The funding would be halted pending a review “to assess the World Health Organization’s role in severely mismanaging and covering up the spread of the coronavirus,” the president added. The review will take 60-90 days, he said.
The WHO publicly reported a cluster of cases on Jan. 4 and has been releasing daily situation reports on the virus since late January. However, Trump said the organization should have taken action earlier, in December, and he accused it of failing to share information in a timely fashion, criticized its "opposition" to travel restrictions he implemented and said it “parroted” inaccurate information from the Chinese government.
The WHO is part of the United Nations and dates back to 1948. The organization is responsible for coordinating and directing international health efforts with its 194 member nations.
UN Secretary-General António Guterres said in a statement that the WHO’s thousands of staffers are “on the front lines, supporting member states and their societies, especially the most vulnerable among them.” He said that he believes the organization “must be supported.”
Guterres said “it is possible that the same facts have had different readings by different entities” and said there would be a time to review the virus’s spread later. However, he said it is not the time for that yet.
“As it is not that time, it is also not the time to reduce the resources for the operations of the World Health Organization or any other humanitarian organization in the fight against the virus,” he said.
The United States provides between $400 million and $500 million to the WHO, which is a fifth of the international organization's 2018-19 budget, according to the Associated Press.
“As the organization’s leading sponsor, the United States has a duty to insist on full accountability,” Trump said.
There were more than 1.9 million COVID-19 cases worldwide as of Tuesday.
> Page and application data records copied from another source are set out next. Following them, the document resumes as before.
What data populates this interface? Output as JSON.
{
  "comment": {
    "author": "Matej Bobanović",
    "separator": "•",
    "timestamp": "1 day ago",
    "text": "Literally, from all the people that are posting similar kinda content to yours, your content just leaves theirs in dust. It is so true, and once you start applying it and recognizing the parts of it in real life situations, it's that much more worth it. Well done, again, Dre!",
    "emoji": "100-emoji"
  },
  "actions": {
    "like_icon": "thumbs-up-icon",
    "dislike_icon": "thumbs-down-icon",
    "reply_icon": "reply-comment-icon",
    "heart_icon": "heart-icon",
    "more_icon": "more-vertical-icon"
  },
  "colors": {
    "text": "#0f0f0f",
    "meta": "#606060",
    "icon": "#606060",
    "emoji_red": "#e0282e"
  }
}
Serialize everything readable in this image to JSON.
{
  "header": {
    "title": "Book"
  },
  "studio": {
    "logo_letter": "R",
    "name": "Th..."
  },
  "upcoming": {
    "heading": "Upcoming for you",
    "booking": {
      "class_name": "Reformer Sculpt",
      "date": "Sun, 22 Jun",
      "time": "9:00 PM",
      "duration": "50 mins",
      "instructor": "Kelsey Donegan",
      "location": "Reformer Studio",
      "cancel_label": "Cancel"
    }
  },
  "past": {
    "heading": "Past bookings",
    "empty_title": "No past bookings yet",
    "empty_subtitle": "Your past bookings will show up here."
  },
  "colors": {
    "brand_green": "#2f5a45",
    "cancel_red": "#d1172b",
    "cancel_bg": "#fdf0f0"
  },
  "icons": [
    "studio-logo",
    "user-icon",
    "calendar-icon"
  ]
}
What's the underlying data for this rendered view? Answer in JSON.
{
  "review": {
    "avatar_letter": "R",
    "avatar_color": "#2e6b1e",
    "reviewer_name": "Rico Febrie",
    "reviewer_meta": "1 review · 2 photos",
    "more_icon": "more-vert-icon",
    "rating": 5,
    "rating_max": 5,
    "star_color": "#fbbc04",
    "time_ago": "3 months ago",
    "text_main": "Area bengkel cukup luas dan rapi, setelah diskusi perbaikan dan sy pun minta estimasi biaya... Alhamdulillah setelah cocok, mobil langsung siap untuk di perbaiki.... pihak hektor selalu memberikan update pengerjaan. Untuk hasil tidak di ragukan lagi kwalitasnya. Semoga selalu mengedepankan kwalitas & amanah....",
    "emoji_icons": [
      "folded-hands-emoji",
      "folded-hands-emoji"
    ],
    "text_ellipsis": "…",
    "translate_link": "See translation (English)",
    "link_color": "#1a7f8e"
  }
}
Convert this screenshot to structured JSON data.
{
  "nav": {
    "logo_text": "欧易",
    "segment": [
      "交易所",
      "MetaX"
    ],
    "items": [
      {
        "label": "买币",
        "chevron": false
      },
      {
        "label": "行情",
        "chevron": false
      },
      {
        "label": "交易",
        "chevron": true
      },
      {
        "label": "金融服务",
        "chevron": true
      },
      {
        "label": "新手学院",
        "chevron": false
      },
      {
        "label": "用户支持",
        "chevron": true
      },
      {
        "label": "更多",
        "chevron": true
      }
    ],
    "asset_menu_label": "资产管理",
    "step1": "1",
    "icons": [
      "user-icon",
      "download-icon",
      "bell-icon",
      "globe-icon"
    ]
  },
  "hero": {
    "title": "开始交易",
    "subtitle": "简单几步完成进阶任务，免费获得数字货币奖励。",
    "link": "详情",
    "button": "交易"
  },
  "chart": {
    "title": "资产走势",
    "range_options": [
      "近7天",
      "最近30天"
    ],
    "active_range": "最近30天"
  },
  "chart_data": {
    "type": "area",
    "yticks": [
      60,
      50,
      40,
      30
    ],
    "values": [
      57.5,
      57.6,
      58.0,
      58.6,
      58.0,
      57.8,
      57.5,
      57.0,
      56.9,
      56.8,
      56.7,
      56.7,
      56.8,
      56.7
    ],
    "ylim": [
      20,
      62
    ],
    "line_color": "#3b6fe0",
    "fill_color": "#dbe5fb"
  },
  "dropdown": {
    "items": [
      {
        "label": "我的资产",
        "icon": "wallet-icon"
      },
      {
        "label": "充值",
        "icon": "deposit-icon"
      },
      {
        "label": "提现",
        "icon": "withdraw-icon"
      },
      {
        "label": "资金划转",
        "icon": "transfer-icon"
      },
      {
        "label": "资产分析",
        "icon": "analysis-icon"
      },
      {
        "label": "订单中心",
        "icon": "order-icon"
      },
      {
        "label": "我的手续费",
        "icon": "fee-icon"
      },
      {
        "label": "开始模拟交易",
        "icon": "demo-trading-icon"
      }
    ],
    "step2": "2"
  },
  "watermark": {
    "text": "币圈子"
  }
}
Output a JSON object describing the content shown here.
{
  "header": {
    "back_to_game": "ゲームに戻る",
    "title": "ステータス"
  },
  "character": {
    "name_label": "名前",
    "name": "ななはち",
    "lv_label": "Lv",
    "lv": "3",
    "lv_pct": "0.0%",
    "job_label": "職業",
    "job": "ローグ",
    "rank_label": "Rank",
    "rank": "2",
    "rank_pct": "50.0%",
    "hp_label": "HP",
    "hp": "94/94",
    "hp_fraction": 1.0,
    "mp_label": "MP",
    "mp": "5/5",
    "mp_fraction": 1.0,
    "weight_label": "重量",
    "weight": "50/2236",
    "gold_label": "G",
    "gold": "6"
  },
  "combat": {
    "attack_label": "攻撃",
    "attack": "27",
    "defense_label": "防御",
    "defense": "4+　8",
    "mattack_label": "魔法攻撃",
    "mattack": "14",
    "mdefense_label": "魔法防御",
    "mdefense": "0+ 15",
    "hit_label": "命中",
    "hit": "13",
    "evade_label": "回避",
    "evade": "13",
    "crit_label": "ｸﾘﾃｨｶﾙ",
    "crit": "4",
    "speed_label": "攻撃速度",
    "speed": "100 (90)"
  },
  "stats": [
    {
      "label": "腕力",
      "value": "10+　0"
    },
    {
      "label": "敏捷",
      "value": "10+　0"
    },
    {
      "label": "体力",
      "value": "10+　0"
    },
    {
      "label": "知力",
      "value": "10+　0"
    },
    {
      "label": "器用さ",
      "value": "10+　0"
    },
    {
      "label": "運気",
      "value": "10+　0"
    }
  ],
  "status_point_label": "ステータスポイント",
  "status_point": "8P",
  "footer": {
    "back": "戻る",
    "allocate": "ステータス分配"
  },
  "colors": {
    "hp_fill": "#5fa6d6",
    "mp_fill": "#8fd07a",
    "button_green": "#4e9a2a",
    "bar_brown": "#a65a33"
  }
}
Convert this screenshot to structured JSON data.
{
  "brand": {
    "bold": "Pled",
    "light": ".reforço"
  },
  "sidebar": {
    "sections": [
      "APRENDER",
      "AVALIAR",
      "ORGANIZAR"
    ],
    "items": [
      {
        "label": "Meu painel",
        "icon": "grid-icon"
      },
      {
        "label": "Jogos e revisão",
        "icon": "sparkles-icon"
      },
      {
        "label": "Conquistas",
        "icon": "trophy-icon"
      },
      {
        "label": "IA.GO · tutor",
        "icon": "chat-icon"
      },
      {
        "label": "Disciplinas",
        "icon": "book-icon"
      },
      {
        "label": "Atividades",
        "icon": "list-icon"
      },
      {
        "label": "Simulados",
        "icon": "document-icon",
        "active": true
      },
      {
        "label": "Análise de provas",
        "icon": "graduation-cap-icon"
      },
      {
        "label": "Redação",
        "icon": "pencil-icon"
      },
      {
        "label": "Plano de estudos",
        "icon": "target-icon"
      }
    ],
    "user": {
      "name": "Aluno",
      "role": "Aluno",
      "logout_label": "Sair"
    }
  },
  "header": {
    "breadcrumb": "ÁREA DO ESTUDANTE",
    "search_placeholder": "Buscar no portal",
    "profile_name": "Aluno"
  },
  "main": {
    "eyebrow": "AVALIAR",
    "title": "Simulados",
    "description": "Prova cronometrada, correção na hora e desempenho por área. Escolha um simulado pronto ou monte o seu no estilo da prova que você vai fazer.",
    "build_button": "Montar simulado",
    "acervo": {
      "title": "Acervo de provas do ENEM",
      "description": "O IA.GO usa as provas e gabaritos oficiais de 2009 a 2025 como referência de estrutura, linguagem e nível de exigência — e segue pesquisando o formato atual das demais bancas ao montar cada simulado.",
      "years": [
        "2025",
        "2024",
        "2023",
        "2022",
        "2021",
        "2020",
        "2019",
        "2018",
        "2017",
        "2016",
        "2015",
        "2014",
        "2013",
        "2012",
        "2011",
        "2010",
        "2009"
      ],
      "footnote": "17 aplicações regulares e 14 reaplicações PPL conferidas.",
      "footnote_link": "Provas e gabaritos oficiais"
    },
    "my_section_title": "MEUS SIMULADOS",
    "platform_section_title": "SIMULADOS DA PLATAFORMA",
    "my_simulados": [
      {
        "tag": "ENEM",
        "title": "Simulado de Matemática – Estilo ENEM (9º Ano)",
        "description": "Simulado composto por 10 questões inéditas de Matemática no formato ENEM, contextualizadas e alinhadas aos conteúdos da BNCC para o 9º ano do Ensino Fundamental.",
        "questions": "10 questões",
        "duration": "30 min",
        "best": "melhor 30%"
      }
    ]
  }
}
More than 594,000 people have died from the virus. In the U.S., there were more than 594,000 cases and 25,000 deaths.